# it might get canceled due to the regular update timer being fired very soon!
#*.router*.rip.triggeredUpdate = true

# enable ping app to see ping packets bouncing back and forth between the two routers

## Application parameters
#*.host0.numApps = 1
#*[0].typename = "PingApp"
#*[0].destAddr = "host3"
#*[0].startTime = 35s
##*[0].stopTime = 90s
#*[0].sendInterval = 15s
#*[0].hopLimit = 8
#*.visualizer.packetDropVisualizer[0].displayPacketDrops = true

**.arp.typename = "GlobalArp"

At t = 50s, the link connecting router1 to switch1 is cut. Then, router0 advertises a route hosts 3, 4 and 5 to router1. Even though this route is a “phantom” one, router1 does not know this, increments the hop count, adds it to its routing table, and advertises it to router0. This cycle keeps going until the hop count reaches a big number (default is 16).

TODO move above para to different place?


Demonstration of the problem

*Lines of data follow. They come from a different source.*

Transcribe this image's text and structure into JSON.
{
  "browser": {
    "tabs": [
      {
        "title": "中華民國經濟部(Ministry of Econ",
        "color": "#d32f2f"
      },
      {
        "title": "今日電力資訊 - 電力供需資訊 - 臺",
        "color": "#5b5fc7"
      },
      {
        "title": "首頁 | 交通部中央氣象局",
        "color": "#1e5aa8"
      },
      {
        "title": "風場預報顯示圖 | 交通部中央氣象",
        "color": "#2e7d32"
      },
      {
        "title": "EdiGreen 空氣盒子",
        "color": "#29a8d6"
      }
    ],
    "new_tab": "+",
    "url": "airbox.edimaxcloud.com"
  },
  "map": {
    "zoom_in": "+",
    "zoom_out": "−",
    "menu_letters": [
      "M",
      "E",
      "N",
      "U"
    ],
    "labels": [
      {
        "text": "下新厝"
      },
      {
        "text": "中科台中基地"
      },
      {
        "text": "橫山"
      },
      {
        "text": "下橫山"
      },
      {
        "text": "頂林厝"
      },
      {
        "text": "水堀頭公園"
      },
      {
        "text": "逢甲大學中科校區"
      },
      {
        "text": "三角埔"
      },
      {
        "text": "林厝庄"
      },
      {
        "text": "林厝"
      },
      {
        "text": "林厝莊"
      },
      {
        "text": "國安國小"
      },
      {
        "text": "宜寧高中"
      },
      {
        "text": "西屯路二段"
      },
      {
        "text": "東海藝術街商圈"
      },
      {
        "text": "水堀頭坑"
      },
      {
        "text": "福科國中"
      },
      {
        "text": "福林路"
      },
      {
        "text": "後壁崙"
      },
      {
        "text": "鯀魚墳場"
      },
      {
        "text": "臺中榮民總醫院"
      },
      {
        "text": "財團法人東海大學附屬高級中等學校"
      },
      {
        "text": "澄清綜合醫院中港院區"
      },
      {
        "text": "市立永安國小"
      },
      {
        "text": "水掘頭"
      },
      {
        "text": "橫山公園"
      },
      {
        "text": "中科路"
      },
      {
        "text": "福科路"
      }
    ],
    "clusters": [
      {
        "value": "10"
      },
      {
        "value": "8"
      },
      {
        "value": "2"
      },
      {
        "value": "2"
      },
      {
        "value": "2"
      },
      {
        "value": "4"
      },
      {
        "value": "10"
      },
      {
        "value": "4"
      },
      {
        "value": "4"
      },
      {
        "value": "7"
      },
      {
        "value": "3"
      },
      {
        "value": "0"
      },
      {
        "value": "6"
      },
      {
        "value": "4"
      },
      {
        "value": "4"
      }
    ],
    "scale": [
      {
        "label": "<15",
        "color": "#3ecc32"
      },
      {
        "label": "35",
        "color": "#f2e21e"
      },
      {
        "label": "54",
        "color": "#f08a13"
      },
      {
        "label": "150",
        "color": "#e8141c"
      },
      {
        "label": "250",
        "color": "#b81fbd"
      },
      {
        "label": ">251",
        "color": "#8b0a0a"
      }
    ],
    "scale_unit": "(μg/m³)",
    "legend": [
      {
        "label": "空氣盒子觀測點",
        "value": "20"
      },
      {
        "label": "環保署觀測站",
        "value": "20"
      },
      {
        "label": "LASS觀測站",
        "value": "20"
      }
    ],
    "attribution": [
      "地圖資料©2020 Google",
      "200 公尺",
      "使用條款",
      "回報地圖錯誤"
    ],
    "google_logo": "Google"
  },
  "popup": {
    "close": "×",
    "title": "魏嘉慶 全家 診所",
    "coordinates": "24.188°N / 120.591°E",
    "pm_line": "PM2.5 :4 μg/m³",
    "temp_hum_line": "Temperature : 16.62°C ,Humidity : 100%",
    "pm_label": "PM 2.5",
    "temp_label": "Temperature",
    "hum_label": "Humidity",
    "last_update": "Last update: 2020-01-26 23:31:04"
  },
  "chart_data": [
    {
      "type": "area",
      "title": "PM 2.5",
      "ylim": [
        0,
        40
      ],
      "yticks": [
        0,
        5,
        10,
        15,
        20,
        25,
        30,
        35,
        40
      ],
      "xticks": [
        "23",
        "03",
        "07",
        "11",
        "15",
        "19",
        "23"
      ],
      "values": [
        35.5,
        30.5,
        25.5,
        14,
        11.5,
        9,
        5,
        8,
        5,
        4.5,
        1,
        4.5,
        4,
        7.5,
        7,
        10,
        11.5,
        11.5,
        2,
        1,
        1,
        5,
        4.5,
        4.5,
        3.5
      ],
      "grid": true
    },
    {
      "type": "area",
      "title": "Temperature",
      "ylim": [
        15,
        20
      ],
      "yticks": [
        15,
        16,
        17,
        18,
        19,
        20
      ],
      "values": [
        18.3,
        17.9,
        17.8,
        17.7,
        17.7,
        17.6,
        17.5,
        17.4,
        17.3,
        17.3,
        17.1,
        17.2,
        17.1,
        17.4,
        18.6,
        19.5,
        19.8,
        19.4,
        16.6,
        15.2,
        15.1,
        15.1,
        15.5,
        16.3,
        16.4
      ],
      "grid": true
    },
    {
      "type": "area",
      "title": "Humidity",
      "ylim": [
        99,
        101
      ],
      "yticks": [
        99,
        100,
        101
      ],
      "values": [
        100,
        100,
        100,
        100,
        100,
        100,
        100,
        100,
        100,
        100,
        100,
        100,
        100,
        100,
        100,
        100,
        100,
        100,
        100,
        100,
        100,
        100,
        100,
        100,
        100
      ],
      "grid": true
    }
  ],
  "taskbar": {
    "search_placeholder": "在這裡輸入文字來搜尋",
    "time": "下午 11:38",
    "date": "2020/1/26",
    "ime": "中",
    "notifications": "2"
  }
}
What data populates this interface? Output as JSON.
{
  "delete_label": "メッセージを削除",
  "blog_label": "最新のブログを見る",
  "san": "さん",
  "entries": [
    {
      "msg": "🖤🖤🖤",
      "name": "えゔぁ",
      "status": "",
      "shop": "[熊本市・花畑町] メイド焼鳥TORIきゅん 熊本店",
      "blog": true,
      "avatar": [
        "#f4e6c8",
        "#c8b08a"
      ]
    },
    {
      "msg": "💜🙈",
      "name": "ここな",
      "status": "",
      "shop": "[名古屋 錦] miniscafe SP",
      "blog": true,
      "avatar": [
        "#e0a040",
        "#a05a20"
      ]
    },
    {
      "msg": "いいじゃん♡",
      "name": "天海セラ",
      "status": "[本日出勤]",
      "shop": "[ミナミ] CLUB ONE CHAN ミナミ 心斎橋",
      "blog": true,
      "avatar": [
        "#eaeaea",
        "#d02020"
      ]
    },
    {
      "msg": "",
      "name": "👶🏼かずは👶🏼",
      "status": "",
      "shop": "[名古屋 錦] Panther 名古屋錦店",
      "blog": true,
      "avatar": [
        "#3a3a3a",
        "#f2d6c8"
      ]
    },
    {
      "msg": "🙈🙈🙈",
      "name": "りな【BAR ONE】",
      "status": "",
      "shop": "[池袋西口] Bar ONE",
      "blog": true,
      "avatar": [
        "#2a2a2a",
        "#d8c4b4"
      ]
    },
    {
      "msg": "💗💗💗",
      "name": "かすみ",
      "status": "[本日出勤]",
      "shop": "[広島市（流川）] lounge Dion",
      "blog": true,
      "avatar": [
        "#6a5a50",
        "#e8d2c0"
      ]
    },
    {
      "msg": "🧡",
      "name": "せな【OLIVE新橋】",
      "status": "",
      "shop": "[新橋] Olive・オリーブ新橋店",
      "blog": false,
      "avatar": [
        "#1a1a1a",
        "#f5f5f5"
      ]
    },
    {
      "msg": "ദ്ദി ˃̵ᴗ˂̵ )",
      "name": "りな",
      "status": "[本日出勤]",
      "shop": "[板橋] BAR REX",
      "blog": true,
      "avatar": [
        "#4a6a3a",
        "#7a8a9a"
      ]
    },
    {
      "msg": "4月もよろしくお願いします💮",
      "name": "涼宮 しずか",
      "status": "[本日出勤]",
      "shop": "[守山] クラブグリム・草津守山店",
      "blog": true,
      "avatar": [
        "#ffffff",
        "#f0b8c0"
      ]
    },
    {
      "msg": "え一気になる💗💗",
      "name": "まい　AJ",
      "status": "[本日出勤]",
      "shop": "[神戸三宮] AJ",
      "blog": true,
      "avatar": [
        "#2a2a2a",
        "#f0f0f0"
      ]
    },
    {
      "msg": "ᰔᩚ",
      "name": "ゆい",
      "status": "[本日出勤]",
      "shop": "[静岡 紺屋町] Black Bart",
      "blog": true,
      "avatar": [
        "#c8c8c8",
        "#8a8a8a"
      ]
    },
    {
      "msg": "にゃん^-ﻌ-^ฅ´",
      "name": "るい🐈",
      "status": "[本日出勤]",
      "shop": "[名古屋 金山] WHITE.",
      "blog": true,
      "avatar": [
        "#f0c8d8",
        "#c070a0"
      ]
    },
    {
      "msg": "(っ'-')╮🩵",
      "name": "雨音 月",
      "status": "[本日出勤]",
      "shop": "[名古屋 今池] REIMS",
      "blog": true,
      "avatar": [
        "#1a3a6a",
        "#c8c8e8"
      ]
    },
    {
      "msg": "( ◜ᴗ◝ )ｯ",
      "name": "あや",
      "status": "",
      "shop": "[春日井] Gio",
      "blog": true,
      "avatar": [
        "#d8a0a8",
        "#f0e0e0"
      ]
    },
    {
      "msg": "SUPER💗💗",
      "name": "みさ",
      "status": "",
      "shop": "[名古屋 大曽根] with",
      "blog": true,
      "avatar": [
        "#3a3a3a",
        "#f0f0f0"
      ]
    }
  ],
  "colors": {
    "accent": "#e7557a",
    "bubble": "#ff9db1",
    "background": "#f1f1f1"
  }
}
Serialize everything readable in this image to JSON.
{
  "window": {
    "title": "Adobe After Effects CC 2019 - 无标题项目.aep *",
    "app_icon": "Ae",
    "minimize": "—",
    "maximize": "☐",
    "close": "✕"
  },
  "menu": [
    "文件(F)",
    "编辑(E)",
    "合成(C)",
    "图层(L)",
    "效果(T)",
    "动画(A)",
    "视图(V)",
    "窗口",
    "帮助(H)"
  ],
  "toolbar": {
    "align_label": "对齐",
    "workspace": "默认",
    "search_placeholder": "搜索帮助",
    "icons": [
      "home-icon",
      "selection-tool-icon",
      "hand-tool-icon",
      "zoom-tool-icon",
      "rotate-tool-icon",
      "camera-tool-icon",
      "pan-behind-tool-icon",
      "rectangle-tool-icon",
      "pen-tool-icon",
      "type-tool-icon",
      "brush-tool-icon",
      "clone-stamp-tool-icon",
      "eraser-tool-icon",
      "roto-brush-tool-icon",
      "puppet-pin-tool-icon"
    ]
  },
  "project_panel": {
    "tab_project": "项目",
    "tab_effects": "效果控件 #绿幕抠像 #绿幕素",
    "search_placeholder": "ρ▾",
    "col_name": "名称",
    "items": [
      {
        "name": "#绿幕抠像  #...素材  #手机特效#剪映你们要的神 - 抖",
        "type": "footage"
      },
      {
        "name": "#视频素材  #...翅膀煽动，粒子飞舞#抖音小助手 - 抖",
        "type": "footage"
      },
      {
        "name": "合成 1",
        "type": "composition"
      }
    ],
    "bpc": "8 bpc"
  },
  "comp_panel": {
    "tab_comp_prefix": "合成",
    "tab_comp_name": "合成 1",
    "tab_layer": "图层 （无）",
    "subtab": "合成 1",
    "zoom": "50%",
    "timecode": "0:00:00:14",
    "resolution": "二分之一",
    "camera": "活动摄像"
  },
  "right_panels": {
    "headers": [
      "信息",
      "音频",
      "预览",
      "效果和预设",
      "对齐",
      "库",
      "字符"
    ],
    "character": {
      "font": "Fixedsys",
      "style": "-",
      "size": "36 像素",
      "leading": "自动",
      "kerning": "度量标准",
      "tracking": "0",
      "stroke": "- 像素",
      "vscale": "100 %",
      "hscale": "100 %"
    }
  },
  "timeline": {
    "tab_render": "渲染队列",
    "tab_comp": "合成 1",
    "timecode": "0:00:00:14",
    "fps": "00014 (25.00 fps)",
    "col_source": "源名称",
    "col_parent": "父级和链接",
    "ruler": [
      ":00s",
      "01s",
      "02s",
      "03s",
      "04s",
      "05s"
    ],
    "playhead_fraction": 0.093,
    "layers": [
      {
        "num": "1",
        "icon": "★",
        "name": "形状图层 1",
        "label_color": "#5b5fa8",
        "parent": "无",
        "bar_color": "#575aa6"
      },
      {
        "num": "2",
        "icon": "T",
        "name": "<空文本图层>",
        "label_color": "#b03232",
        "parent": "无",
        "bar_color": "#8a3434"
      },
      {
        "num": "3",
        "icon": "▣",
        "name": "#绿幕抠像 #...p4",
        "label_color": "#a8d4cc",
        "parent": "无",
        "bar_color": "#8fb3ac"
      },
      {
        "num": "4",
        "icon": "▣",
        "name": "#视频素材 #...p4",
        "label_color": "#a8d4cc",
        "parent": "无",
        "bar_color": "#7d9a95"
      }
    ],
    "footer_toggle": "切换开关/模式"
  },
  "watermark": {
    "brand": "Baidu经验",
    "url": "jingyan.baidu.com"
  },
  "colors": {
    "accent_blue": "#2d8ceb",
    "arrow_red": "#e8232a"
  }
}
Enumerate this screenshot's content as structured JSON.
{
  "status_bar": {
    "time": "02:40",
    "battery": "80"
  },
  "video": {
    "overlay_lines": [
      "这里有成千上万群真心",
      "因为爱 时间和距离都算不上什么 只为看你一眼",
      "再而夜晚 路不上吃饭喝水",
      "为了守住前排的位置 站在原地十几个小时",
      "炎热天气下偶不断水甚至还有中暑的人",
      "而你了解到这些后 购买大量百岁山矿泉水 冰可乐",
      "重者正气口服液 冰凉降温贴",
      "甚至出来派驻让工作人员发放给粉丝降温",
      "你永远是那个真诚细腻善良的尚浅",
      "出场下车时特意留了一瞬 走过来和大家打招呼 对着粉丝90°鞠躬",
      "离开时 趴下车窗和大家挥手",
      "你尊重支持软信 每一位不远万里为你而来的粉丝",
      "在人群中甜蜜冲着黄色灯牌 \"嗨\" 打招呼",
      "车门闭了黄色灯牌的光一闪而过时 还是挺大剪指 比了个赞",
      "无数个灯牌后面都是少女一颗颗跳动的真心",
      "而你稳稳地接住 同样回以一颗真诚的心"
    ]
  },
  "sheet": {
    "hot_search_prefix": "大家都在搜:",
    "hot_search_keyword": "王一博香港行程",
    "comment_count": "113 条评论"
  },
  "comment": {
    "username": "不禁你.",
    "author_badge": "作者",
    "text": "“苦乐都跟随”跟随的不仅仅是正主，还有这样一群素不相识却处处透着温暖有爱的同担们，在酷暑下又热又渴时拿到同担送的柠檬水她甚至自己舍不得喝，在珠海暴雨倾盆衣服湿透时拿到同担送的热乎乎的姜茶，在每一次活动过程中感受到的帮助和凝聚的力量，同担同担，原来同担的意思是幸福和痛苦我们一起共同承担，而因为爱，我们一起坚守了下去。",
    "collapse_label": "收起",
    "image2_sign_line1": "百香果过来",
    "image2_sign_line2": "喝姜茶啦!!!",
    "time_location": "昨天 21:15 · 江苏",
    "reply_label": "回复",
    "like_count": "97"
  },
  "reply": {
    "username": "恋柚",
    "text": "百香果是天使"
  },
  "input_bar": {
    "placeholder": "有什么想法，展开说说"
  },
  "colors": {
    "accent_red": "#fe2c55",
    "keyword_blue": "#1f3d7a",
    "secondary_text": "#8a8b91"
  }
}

[Config Step6] demonstrates the problem: RIP convergence takes 220 seconds (from the link break at t = 50 s to no routes to host3 at 270 s). Note the increasing hop count (indicated on the route in parentheses).

TODO screenshot?

Observe how ping packets go back and forth between the two routers, indicating the presence of a routing loop. The ping packets time out after 8 hops, and are dropped.

Count to Infinity is a classical race condition issue

In [Config Step6DifferentTimings] we demonstrate that depending on the time in which router informs the other one, the problem may or may not appear.

[Config Step6DifferentTimings]
extends = Step6
description = "Count to infinity: Using different timers, the problem does not surface"

# what happens if router 1 sends the update first ? -> no count to infinity

* = 0.5s
* = 1s

TODO Rip start, link break, counting to infinity, ping packets:

Triggered updates

In [Config Step6Solution3] we demonstrate that triggered updates do not solve the problem.

[Config Step6TriggeredUpdates]
extends = Step6
description = "Count to infinity: Triggered updates is not a solution"

*.router*.rip.triggeredUpdate = true

Solution 1: Split horizon

[Config Step6Solution1] shows how the addition of split horizon solves the count to infinity problem. Here, when a router sends a routing update to its neighbors, it does not send those routes it learned from each neighbor back to that neighbor.

[Config Step6Solution1]
extends = Step6
description = "Solution to count to infinity problem: Split horizon"

*.router*.rip.ripConfig = xml("<config> <interface hosts='router*' mode='SplitHorizon' /> </config>")

Solution 2: Split horizon with poison reverse

In [Config Step6Solution2] we demonstrate a stronger version of split horizon, called split horizon with poison reverse. In this variation of split horizon, when a router sends a routing update to its neighbors, it sends those routes it learned from each neighbor back to that neighbor with infinite cost information to make sure that the neighbour does not use that route.

[Config Step6Solution2]
extends = Step6
description = "Solution to count to infinity problem: Split horizon with poison reverse"

*.router*.rip.ripConfig = xml("<config> <interface hosts='router*' mode='SplitHorizonPoisonedReverse' /> </config>")

Sources: omnetpp.ini, RipNetworkB.ned